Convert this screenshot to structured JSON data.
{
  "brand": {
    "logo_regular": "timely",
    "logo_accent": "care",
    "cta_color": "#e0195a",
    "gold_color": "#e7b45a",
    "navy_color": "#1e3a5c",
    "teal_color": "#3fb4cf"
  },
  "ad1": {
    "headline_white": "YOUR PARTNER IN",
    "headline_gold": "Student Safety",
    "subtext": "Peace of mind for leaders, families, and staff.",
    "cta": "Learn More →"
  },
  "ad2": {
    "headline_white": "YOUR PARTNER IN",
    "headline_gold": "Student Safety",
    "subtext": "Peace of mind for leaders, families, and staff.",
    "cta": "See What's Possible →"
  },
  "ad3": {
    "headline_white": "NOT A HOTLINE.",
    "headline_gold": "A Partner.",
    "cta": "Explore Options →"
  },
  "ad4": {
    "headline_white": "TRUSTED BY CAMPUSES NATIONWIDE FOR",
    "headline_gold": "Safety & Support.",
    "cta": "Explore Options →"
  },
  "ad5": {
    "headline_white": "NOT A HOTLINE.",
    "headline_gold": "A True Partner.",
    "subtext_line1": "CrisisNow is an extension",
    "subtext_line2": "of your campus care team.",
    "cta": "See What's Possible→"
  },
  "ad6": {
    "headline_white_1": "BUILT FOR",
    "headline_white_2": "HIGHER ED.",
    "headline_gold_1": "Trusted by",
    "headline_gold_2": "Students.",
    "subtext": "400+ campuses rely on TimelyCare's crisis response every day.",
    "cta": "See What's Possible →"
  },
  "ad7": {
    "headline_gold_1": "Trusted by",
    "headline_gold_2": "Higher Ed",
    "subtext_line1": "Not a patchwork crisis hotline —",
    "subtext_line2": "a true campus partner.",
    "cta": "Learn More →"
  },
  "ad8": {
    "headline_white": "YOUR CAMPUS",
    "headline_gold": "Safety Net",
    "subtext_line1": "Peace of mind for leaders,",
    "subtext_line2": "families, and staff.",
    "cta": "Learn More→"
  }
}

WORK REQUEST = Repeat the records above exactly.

RESPONSE BOX =
Convert this screenshot to structured JSON data.
{
  "brand": {
    "logo_regular": "timely",
    "logo_accent": "care",
    "cta_color": "#e0195a",
    "gold_color": "#e7b45a",
    "navy_color": "#1e3a5c",
    "teal_color": "#3fb4cf"
  },
  "ad1": {
    "headline_white": "YOUR PARTNER IN",
    "headline_gold": "Student Safety",
    "subtext": "Peace of mind for leaders, families, and staff.",
    "cta": "Learn More →"
  },
  "ad2": {
    "headline_white": "YOUR PARTNER IN",
    "headline_gold": "Student Safety",
    "subtext": "Peace of mind for leaders, families, and staff.",
    "cta": "See What's Possible →"
  },
  "ad3": {
    "headline_white": "NOT A HOTLINE.",
    "headline_gold": "A Partner.",
    "cta": "Explore Options →"
  },
  "ad4": {
    "headline_white": "TRUSTED BY CAMPUSES NATIONWIDE FOR",
    "headline_gold": "Safety & Support.",
    "cta": "Explore Options →"
  },
  "ad5": {
    "headline_white": "NOT A HOTLINE.",
    "headline_gold": "A True Partner.",
    "subtext_line1": "CrisisNow is an extension",
    "subtext_line2": "of your campus care team.",
    "cta": "See What's Possible→"
  },
  "ad6": {
    "headline_white_1": "BUILT FOR",
    "headline_white_2": "HIGHER ED.",
    "headline_gold_1": "Trusted by",
    "headline_gold_2": "Students.",
    "subtext": "400+ campuses rely on TimelyCare's crisis response every day.",
    "cta": "See What's Possible →"
  },
  "ad7": {
    "headline_gold_1": "Trusted by",
    "headline_gold_2": "Higher Ed",
    "subtext_line1": "Not a patchwork crisis hotline —",
    "subtext_line2": "a true campus partner.",
    "cta": "Learn More →"
  },
  "ad8": {
    "headline_white": "YOUR CAMPUS",
    "headline_gold": "Safety Net",
    "subtext_line1": "Peace of mind for leaders,",
    "subtext_line2": "families, and staff.",
    "cta": "Learn More→"
  }
}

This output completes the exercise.